Isaiah 40-66: Translation and Commentary. By Shalom M. Paul. Grand Rapids: Eerdmans, 2012. ISBN-13: 978-0-8028-2603-9. xiii and 714 pages. Paper. $68.
What is unique about this Eerdmans Critical Commentary, according to the author, is the exegesis of the Hebrew text with its emphasis on the philological, poetic, literary, linguistic, grammatical, historical, archaeological, ideational, and theological aspects of these prophecies written during the last years of the Babylonian exile and the early years of the return to Zion. Attention is given to medieval Jewish commentators, to extra biblical literature, to the Septuagint, and to the Isaiah scrolls from Qumran. Paul, a retired professor at the Hebrew University in Jerusalem, does not distinguish between Second Isaiah and Third Isaiah, but between prophecies delivered in Babylon in chapters 40-48 and those delivered later, in Jerusalem, in chapters 49-66. He interprets the servant as a representative of the Israelite nation or as the steadfastly righteous minority.
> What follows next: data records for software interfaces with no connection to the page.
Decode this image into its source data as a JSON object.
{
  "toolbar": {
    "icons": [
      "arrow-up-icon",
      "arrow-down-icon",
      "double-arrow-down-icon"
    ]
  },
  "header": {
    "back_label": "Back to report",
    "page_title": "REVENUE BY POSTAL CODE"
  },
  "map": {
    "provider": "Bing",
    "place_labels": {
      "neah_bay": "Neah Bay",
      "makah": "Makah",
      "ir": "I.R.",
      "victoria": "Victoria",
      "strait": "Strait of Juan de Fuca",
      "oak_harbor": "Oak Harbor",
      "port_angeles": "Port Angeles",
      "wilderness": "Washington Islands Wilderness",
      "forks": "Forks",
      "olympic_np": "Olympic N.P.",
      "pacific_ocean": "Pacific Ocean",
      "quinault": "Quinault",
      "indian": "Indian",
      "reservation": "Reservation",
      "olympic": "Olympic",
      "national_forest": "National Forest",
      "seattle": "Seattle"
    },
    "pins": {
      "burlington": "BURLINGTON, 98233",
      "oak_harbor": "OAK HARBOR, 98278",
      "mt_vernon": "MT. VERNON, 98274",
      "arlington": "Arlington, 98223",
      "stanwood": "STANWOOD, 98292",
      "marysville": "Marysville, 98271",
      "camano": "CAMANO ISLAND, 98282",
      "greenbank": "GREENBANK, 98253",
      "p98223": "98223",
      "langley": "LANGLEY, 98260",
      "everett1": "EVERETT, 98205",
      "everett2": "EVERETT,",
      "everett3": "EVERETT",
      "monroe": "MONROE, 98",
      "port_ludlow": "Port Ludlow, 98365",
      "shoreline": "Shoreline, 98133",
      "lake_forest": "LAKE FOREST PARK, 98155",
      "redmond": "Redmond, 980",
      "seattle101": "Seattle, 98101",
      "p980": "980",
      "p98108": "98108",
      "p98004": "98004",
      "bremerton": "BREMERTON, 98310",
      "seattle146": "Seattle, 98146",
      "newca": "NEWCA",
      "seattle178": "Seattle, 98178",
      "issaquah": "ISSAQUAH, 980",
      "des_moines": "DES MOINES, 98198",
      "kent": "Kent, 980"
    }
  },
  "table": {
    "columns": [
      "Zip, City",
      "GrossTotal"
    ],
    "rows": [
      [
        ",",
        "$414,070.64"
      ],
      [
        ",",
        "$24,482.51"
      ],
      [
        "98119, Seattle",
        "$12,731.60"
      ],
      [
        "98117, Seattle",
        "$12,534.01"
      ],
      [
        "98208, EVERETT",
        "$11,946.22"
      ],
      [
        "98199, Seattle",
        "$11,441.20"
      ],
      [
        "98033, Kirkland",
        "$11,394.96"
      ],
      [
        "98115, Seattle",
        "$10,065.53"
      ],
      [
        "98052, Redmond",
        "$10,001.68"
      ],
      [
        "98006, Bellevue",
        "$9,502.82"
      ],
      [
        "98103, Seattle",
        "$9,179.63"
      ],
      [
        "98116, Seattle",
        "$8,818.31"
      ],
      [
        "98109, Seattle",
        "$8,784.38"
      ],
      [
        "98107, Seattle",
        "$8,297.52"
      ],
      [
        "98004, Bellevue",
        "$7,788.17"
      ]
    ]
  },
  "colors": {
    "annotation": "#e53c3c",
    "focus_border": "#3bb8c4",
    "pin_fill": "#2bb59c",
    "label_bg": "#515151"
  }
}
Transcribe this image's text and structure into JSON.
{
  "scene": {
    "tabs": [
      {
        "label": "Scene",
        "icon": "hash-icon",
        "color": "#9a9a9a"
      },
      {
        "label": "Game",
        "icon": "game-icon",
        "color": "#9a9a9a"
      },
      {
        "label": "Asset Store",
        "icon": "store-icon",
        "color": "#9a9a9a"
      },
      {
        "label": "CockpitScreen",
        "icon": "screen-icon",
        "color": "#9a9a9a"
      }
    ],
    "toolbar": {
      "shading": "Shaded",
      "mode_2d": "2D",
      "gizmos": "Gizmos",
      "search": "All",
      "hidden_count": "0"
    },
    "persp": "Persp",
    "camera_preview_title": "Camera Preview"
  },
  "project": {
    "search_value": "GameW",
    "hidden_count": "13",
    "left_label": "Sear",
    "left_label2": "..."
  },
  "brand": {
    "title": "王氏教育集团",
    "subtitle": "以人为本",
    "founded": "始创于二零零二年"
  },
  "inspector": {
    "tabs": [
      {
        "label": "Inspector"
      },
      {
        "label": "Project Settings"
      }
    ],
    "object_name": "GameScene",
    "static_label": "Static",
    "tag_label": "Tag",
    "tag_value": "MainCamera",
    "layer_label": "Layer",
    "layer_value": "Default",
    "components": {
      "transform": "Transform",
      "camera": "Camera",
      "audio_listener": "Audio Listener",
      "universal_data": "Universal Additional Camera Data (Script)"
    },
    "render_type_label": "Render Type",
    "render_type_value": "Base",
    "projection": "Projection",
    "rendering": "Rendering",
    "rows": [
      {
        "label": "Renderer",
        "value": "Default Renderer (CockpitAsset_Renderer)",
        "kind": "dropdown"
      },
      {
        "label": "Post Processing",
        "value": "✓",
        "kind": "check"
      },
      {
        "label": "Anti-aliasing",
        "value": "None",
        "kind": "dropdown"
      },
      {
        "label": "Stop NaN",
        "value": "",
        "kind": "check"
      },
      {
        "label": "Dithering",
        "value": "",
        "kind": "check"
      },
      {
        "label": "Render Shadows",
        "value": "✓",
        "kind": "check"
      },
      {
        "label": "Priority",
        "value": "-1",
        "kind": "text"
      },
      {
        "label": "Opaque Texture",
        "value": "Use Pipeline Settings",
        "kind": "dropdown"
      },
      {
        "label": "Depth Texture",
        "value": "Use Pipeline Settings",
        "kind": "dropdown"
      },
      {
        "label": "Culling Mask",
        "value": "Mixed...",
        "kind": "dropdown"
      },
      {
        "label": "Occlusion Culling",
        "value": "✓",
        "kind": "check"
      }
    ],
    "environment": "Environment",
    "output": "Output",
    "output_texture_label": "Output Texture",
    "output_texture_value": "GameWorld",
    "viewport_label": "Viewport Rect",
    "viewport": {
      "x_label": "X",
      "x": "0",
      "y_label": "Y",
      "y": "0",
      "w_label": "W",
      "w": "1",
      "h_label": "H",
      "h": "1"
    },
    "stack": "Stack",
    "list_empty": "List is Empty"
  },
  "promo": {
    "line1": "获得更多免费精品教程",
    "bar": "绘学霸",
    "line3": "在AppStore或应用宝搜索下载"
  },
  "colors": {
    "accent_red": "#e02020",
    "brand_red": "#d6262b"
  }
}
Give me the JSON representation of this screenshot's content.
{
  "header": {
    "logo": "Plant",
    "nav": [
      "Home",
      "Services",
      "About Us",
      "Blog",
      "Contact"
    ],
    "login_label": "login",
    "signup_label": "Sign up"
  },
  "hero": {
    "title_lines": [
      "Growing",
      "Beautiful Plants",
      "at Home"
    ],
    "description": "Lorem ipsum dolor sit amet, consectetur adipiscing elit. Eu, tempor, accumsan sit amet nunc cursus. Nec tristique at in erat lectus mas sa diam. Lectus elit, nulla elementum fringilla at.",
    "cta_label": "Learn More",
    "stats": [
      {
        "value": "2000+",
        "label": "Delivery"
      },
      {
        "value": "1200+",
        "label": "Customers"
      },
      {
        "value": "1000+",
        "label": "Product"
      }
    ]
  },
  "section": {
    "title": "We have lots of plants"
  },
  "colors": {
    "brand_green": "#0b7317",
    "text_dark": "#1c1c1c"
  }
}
While some of the above positions could easily be debated (e.g., the unity of authorship in chapters 40-66), what will be valued about this commentary is its close attention to the Hebrew text. The commentary itself begins with an English translation of all twenty-seven chapters. Chapter by chapter notes average about eighteen pages per chapter.
A few gleanings: the opening plural...